Every time I walk down that long and winding, steep road , which has admittedly only been twice, I always think of Newport. Newport featured a much longer and steeper hill you had to get down to get to the ocean, but that first magnficient view of the ocean when you'd gotten partway down was always worth it. Same thing here, on a smaller scale.

The beach was just magnificent today. It's a very small beach that is actually the town boat launch. Today it was high tide, which I had never seen before. All the rocks and 90% of the beach were gone! The water lapped against the edge of the parking lot! It was quite a sight, and so soothing to stand there watching the waves ebb in and out.

Thank God, the second I descended into the tiny parking lot, a strong breeze descended on me. I was hoping for a breeze, and I got one. The wind made all my senses tingle and dance in delight. I love wind when it's warm out. It just makes me feel so good. After being so hot for several days, too, it felt like heaven. I just stood there and let the wind massage my body. Then I walked town the dock/pier/whatever you call it.

They had put in two new floating docks, one in the front and one on the left. Two paddle boats were tied to one. It was great fun to walk on them and feel the vibration and movement of the docks as the choppy water moved them.

Just as I was about to leave, I saw a young man and woman about to put a kayak into the water, and I stopped to watch them, surprised. I had not known you could kayak in the ocean before, and was surprised they'd do it when the water was so choppy! It reminded me of watching the kayakers on the river in Missoula.

They did extremely well - it was a double kayak and they both rowed in such unison and with such strength that you would have thought it was a machine. At first they stayed near the shore, then they went off into the distance, and I watched until I could not see them anymore.

I listened to the music on my Walkman and sat on a bench with a big smile on my face.

After about forty minutes, I left, and smiled at the two Siberian Huskies loitering on a nearby lawn while their owner mowed it. I noted with pleasure the kid in a yard playing on a pogo stick. A pogo stick, of all things! Boing, boing, boing!

The walk back seemed so much easier than the walk there, which had been something of a struggle. I almost would have stayed out longer, but I was tired by then.

I still had a smile on my face when I walked into the house. It's nice to know that there can still be some good days in the midst of all the bad. I have to remember that even if the summer is humid 70% of the time, there will still be *some * days when it is tolerable to go out (I hope).
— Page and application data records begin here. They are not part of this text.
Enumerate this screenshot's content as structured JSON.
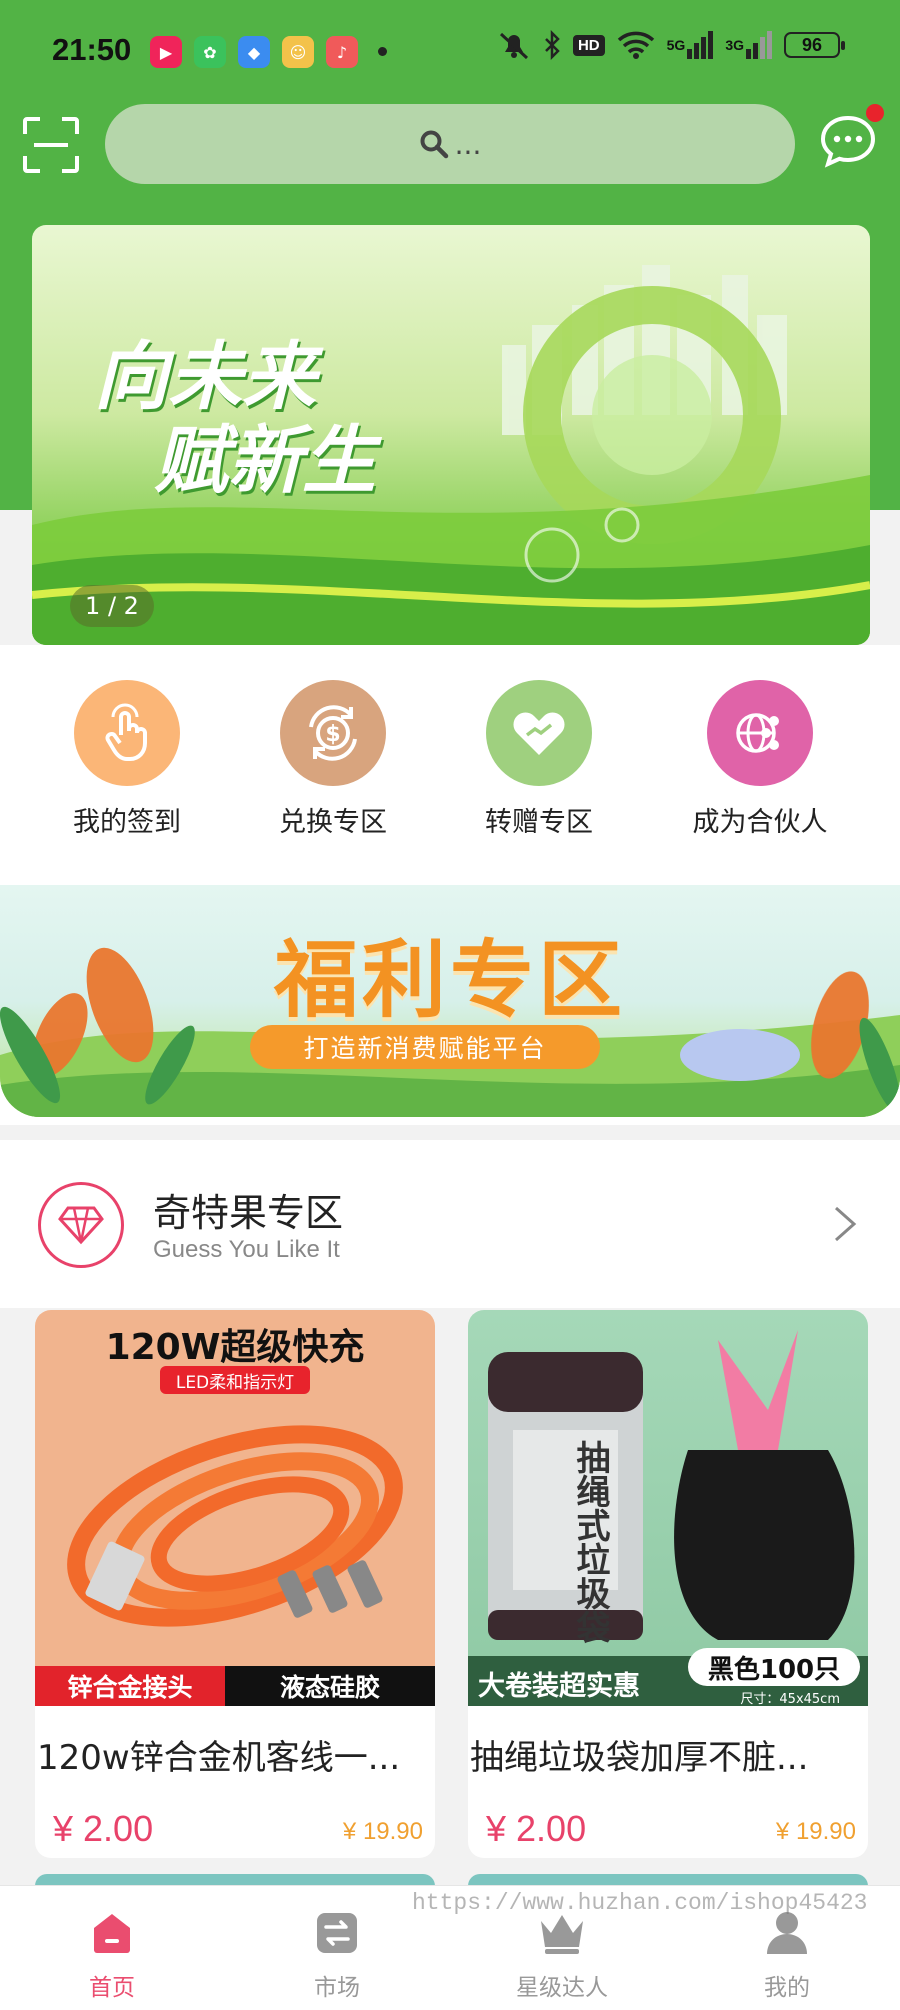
{
  "status_bar": {
    "time": "21:50",
    "network_labels": [
      "5G",
      "3G"
    ],
    "hd_label": "HD",
    "battery": "96"
  },
  "search": {
    "placeholder": "..."
  },
  "banner": {
    "line1": "向未来",
    "line2": "赋新生",
    "indicator": "1 / 2"
  },
  "quick_menu": [
    {
      "label": "我的签到",
      "icon": "hand-tap-icon",
      "color": "#fbb677"
    },
    {
      "label": "兑换专区",
      "icon": "dollar-exchange-icon",
      "color": "#d8a47e"
    },
    {
      "label": "转赠专区",
      "icon": "heart-handshake-icon",
      "color": "#9fd07f"
    },
    {
      "label": "成为合伙人",
      "icon": "globe-share-icon",
      "color": "#e063a8"
    }
  ],
  "welfare": {
    "title": "福利专区",
    "subtitle": "打造新消费赋能平台"
  },
  "section": {
    "title": "奇特果专区",
    "subtitle": "Guess You Like It"
  },
  "products": [
    {
      "name": "120w锌合金机客线一...",
      "price": "¥ 2.00",
      "original_price": "¥ 19.90",
      "image_text": {
        "headline": "120W超级快充",
        "tag": "LED柔和指示灯",
        "bar_left": "锌合金接头",
        "bar_right": "液态硅胶"
      }
    },
    {
      "name": "抽绳垃圾袋加厚不脏...",
      "price": "¥ 2.00",
      "original_price": "¥ 19.90",
      "image_text": {
        "roll_label": "抽绳式垃圾袋",
        "bar_left": "大卷装超实惠",
        "pill": "黑色100只",
        "size": "尺寸：45x45cm"
      }
    }
  ],
  "tab_bar": [
    {
      "label": "首页",
      "icon": "home-icon",
      "active": true
    },
    {
      "label": "市场",
      "icon": "exchange-icon",
      "active": false
    },
    {
      "label": "星级达人",
      "icon": "crown-icon",
      "active": false
    },
    {
      "label": "我的",
      "icon": "user-icon",
      "active": false
    }
  ],
  "watermark": "https://www.huzhan.com/ishop45423",
  "colors": {
    "brand_green": "#52b345",
    "accent_pink": "#ea4d6f",
    "price_red": "#e8426a",
    "original_price": "#f0a030"
  }
}
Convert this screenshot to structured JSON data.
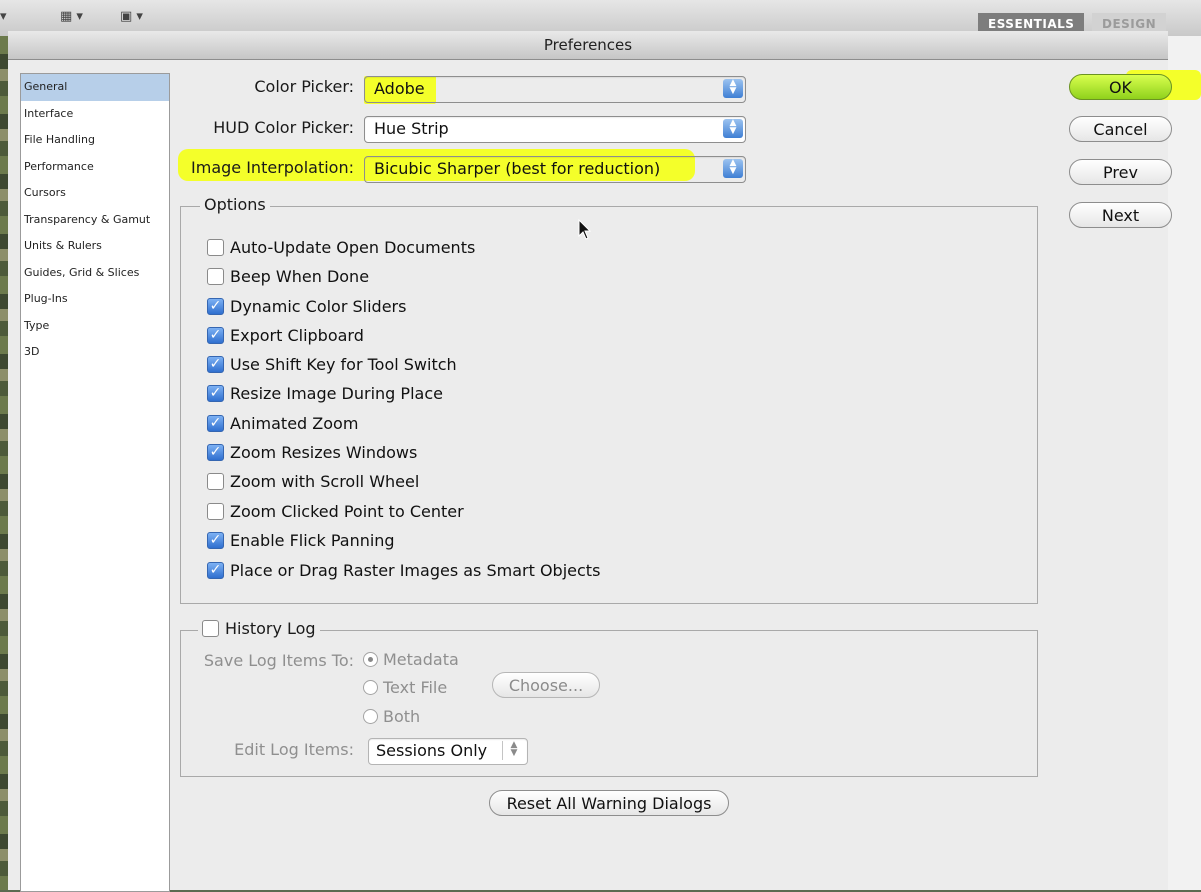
{
  "app": {
    "workspace_tabs": [
      "ESSENTIALS",
      "DESIGN"
    ]
  },
  "dialog": {
    "title": "Preferences"
  },
  "sidebar": {
    "items": [
      {
        "label": "General",
        "selected": true
      },
      {
        "label": "Interface"
      },
      {
        "label": "File Handling"
      },
      {
        "label": "Performance"
      },
      {
        "label": "Cursors"
      },
      {
        "label": "Transparency & Gamut"
      },
      {
        "label": "Units & Rulers"
      },
      {
        "label": "Guides, Grid & Slices"
      },
      {
        "label": "Plug-Ins"
      },
      {
        "label": "Type"
      },
      {
        "label": "3D"
      }
    ]
  },
  "general": {
    "color_picker": {
      "label": "Color Picker:",
      "value": "Adobe"
    },
    "hud_color_picker": {
      "label": "HUD Color Picker:",
      "value": "Hue Strip"
    },
    "image_interpolation": {
      "label": "Image Interpolation:",
      "value": "Bicubic Sharper (best for reduction)"
    },
    "options": {
      "title": "Options",
      "items": [
        {
          "label": "Auto-Update Open Documents",
          "checked": false
        },
        {
          "label": "Beep When Done",
          "checked": false
        },
        {
          "label": "Dynamic Color Sliders",
          "checked": true
        },
        {
          "label": "Export Clipboard",
          "checked": true
        },
        {
          "label": "Use Shift Key for Tool Switch",
          "checked": true
        },
        {
          "label": "Resize Image During Place",
          "checked": true
        },
        {
          "label": "Animated Zoom",
          "checked": true
        },
        {
          "label": "Zoom Resizes Windows",
          "checked": true
        },
        {
          "label": "Zoom with Scroll Wheel",
          "checked": false
        },
        {
          "label": "Zoom Clicked Point to Center",
          "checked": false
        },
        {
          "label": "Enable Flick Panning",
          "checked": true
        },
        {
          "label": "Place or Drag Raster Images as Smart Objects",
          "checked": true
        }
      ]
    },
    "history_log": {
      "title": "History Log",
      "checked": false,
      "save_label": "Save Log Items To:",
      "radio_options": [
        {
          "label": "Metadata",
          "selected": true
        },
        {
          "label": "Text File",
          "selected": false
        },
        {
          "label": "Both",
          "selected": false
        }
      ],
      "choose_label": "Choose...",
      "edit_label": "Edit Log Items:",
      "edit_value": "Sessions Only"
    },
    "reset_warnings_label": "Reset All Warning Dialogs"
  },
  "buttons": {
    "ok": "OK",
    "cancel": "Cancel",
    "prev": "Prev",
    "next": "Next"
  },
  "colors": {
    "highlight": "#f4ff2a",
    "selection": "#b7cfe9",
    "ok_button": "#a8e22a"
  }
}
I thought when I walked how damn lucky I was to move to a place that was not only in Maine, not only right outside Portland and 2 miles from where I grew up, but WALKING DISTANCE TO A BEACH. I mean really, what more could you want? Other than the no humidity thing, of course.

Which I still need to write about. I feel if I write about it will make me feel better and more prepared. But for some reason, perhaps the unwitting lifting of a 550 page hardcover book in a package earlier, my right shoulder and hand are hurting, a considerable amount, and it has been a challenge to even write this. So that will have to wait for another night. I will have to deal with it without the benefit of mental preparation as of yet.

Everywhere we go, there we are. I like that I have memories of past experiences that can be triggered by local things; I can experience the best of several states all at once at a local beach in Maine. And I can appreciate the details in a way I would wager many people might not.

Appreciation for detail - it's both the blessing and the curse of autism.